Flash and Silverlight are not just about games and streaming videos; the run times power Rich Internet Applications (RIAs). Adobe is promoting Flash to be used as a front end for business applications, and Microsoft is positioning Silverlight for business apps.
At SD Times, I have covered component makers that are releasing Silverlight controls (data grids, charts, UI controls) for line of business applications. After all, Silverlight is a subset of the .NET Framework, which is used for business applications.
With HTML 5, Web applications will become even more common, because it will have a built-in application container. Other techniques such as AJAX will also enable Web applications to run within a phone’s browser. (Nokia is betting that standard AJAX Web applications will become popular across its entire portfolio of S60 devices.)

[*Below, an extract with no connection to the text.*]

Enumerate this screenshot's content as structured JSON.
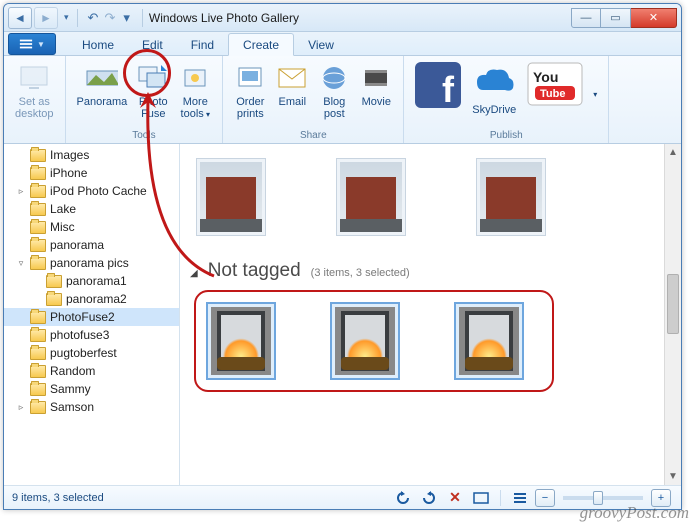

Supporting Flash and Silverlight, assuming it happens, will bring a greater variety of applications to BlackBerry devices. Developers will be able to run their applications on Blackberries using the skills that they have today –without having to learn any specialized RIM technologies. That’s the way it should be; skills should be portable.
By embracing Flash and Silverlight, RIM would break out of the walled garden that smartphones have existed in, making itself more attractive and accessible to application makers. Consumers will win by being able to do more with their devices.
Microsoft is rolling out version 3 of Silverlight, its competitor to Adobe’s Flash, and the Expression tools used to create Silverlight content in San Francisco today. The new version of Silverlight can smoothly stream live HD video, supports hardware graphics acceleration, does 2-and-a-half-D effects involving moving flat objects in 3D space, and can be used to build applications that run outside of a Web browser as well as inside it. Basically, it looks pretty cool.
Steve Ballmer doesn’t seem to be here, but another Microsoft exec invoked his Developers, Developers, Developers mantra at the keynote this morning. And every Microsoft employee I’ve chatted with has stressed the notion that Microsoft is about helping developers build applications. (They keep bringing up the fact that Bill Gates and Paul Allen founded Microsoft in 1975 to sell their version of the BASIC programming language–call me paranoid, but I think they may have discussed the talking points they wanted to hammer home.)